On 5 March 2015, I attended the 33rd meeting of the Wales Climate Change Commission – an independent body set up to advise the Welsh Government on climate change and to help mobilise action. I attend for WCVA (EW’s administrative core partner) as a representative of the third sector and see this as a key opportunity to share some of the insights gained from working with the 300+ EW registered project network.
The day started with an address from the Minister for Natural Resources and Food, Carl Sargeant. He outlined his aspiration for Wales to become a net carbon zero country and spoke about the need to challenge all sectors to take action on climate change and to make this a cross government priority. He later released a Ministerial Statement on the delivery of WG’s Climate Change Strategy which contained commitments to carbon budgeting, public sector leadership and a clear pathway to decarbonisation.
The day went on to include discussions around a range of issues including engagement of young people, energy efficiency, green growth, the role of the arts in culture change and recent research papers on green infrastructure and car clubs.
What struck me was that in almost all these discussions there was learning to be shared from EW funded projects – whether this was Cilgwyn Community Association’s feasibility study into a Rural Electric Vehicle Car Club, the Energy Diary project of the Household Energy Service, the Emergence project working to help embed sustainability within the arts sector or the countless woodland, community garden and site management projects that EW supports that contribute to green infrastructure.

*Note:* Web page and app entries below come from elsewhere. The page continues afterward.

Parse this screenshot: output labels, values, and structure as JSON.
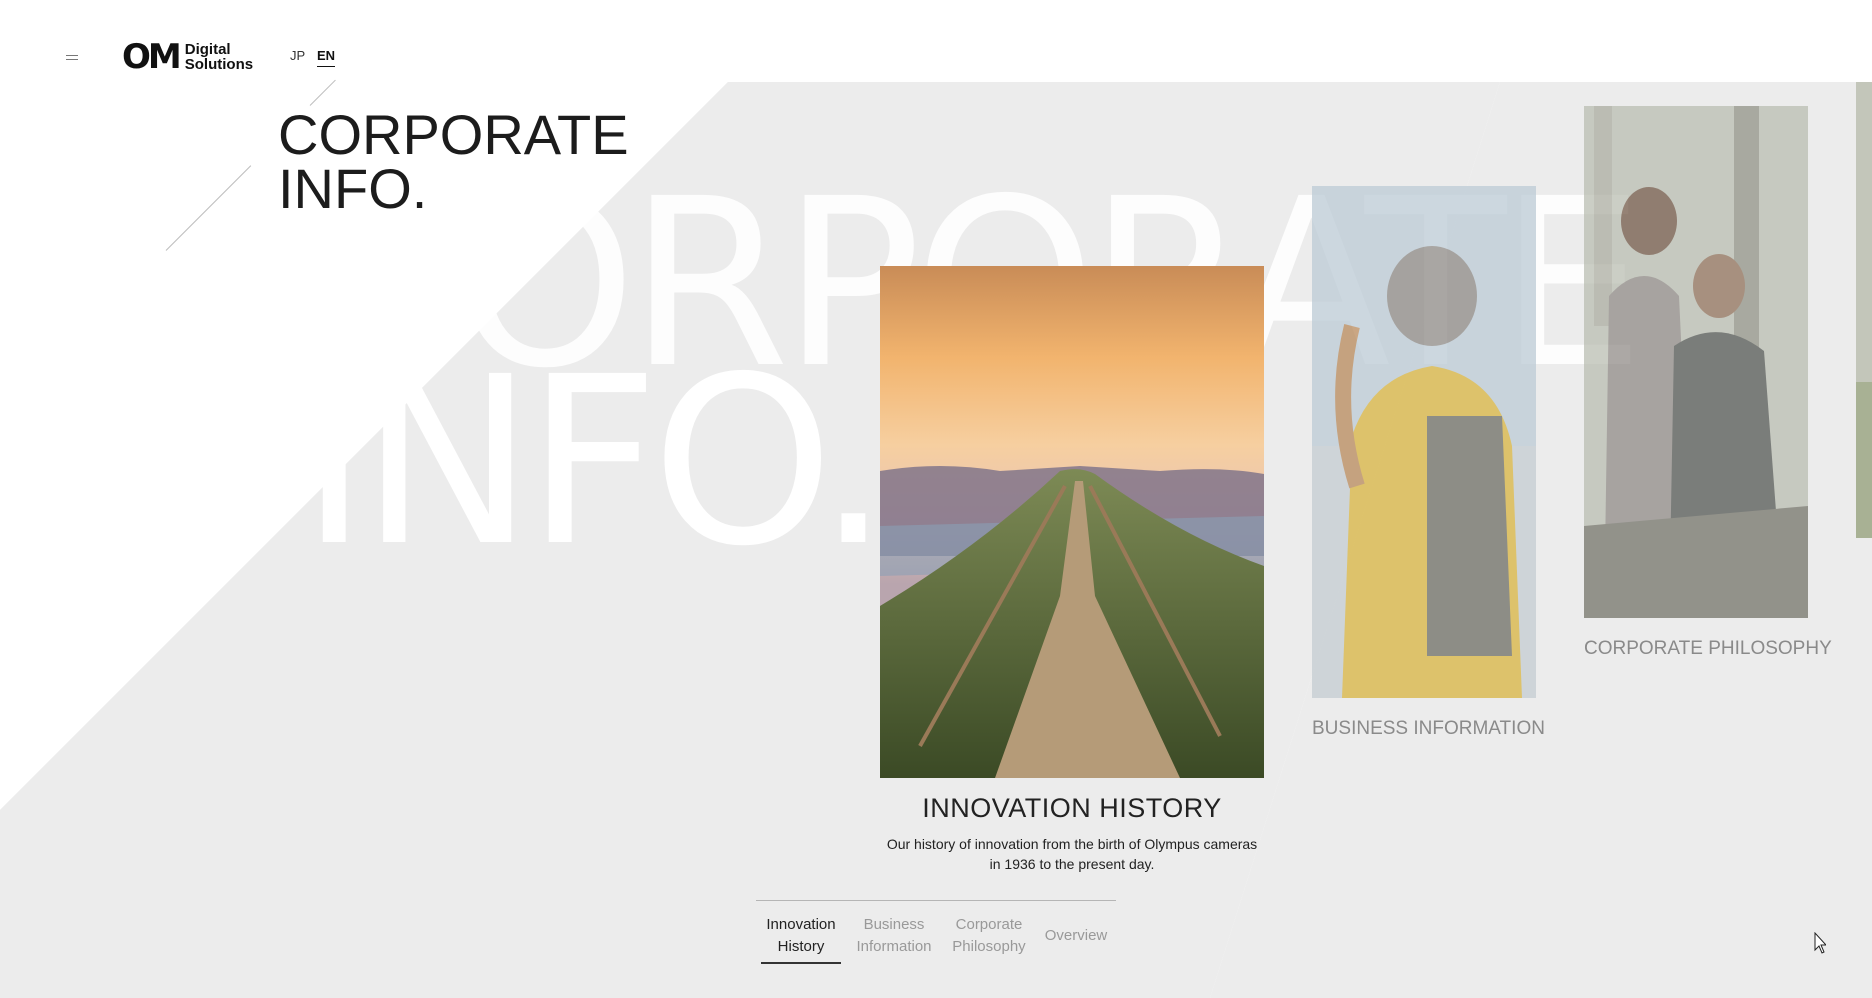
{
  "header": {
    "logo_mark": "OM",
    "logo_text_line1": "Digital",
    "logo_text_line2": "Solutions",
    "lang_jp": "JP",
    "lang_en": "EN"
  },
  "page": {
    "title_line1": "CORPORATE",
    "title_line2": "INFO.",
    "watermark_line1": "CORPORATE",
    "watermark_line2": "INFO."
  },
  "cards": {
    "main": {
      "title": "INNOVATION HISTORY",
      "description": "Our history of innovation from the birth of Olympus cameras in 1936 to the present day."
    },
    "business": {
      "title": "BUSINESS INFORMATION"
    },
    "philosophy": {
      "title": "CORPORATE PHILOSOPHY"
    }
  },
  "tabs": [
    {
      "line1": "Innovation",
      "line2": "History",
      "active": true
    },
    {
      "line1": "Business",
      "line2": "Information",
      "active": false
    },
    {
      "line1": "Corporate",
      "line2": "Philosophy",
      "active": false
    },
    {
      "line1": "Overview",
      "line2": "",
      "active": false
    }
  ],
  "colors": {
    "band": "#ececec",
    "text": "#222222",
    "muted": "#8a8a8a"
  }
}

It made me feel very proud to be reminded once again how many EW supported projects are delivering so many different outcomes for people, for nature, for the green economy and for community resilience in the face of the climate change challenge.
More details about the work of the Climate Change Commission Wales can be found at http://thecccw.org.uk/
Clare Sain-ley-Berry, Environment Wales Coordinator